*** Opening of RECORDS ***

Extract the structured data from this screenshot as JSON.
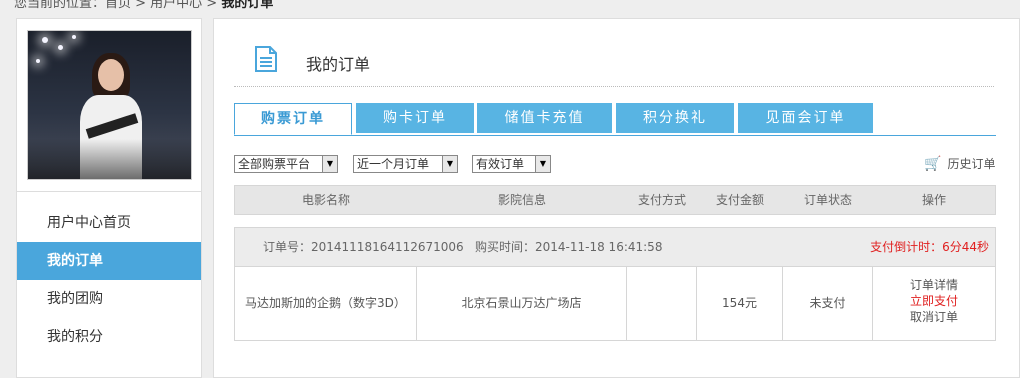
{
  "breadcrumb": {
    "text": "您当前的位置：首页 > 用户中心 > ",
    "current": "我的订单"
  },
  "sidebar": {
    "items": [
      {
        "label": "用户中心首页",
        "active": false
      },
      {
        "label": "我的订单",
        "active": true
      },
      {
        "label": "我的团购",
        "active": false
      },
      {
        "label": "我的积分",
        "active": false
      }
    ]
  },
  "main": {
    "title": "我的订单",
    "tabs": [
      {
        "label": "购票订单",
        "active": true
      },
      {
        "label": "购卡订单",
        "active": false
      },
      {
        "label": "储值卡充值",
        "active": false
      },
      {
        "label": "积分换礼",
        "active": false
      },
      {
        "label": "见面会订单",
        "active": false
      }
    ],
    "filters": {
      "platform": "全部购票平台",
      "range": "近一个月订单",
      "status": "有效订单"
    },
    "history_label": "历史订单",
    "columns": [
      "电影名称",
      "影院信息",
      "支付方式",
      "支付金额",
      "订单状态",
      "操作"
    ],
    "order": {
      "number_label": "订单号：20141118164112671006",
      "time_label": "购买时间：2014-11-18 16:41:58",
      "countdown_label": "支付倒计时：6分44秒",
      "movie": "马达加斯加的企鹅（数字3D）",
      "cinema": "北京石景山万达广场店",
      "payment_method": "",
      "amount": "154元",
      "status": "未支付",
      "actions": {
        "detail": "订单详情",
        "pay": "立即支付",
        "cancel": "取消订单"
      }
    }
  },
  "colors": {
    "accent": "#4aa6dc",
    "tab": "#58b4e3",
    "alert": "#e02020"
  }
}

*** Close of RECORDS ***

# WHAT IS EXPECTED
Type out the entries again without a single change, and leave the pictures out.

# ANSWER SPACE
Extract the structured data from this screenshot as JSON.
{
  "breadcrumb": {
    "text": "您当前的位置：首页 > 用户中心 > ",
    "current": "我的订单"
  },
  "sidebar": {
    "items": [
      {
        "label": "用户中心首页",
        "active": false
      },
      {
        "label": "我的订单",
        "active": true
      },
      {
        "label": "我的团购",
        "active": false
      },
      {
        "label": "我的积分",
        "active": false
      }
    ]
  },
  "main": {
    "title": "我的订单",
    "tabs": [
      {
        "label": "购票订单",
        "active": true
      },
      {
        "label": "购卡订单",
        "active": false
      },
      {
        "label": "储值卡充值",
        "active": false
      },
      {
        "label": "积分换礼",
        "active": false
      },
      {
        "label": "见面会订单",
        "active": false
      }
    ],
    "filters": {
      "platform": "全部购票平台",
      "range": "近一个月订单",
      "status": "有效订单"
    },
    "history_label": "历史订单",
    "columns": [
      "电影名称",
      "影院信息",
      "支付方式",
      "支付金额",
      "订单状态",
      "操作"
    ],
    "order": {
      "number_label": "订单号：20141118164112671006",
      "time_label": "购买时间：2014-11-18 16:41:58",
      "countdown_label": "支付倒计时：6分44秒",
      "movie": "马达加斯加的企鹅（数字3D）",
      "cinema": "北京石景山万达广场店",
      "payment_method": "",
      "amount": "154元",
      "status": "未支付",
      "actions": {
        "detail": "订单详情",
        "pay": "立即支付",
        "cancel": "取消订单"
      }
    }
  },
  "colors": {
    "accent": "#4aa6dc",
    "tab": "#58b4e3",
    "alert": "#e02020"
  }
}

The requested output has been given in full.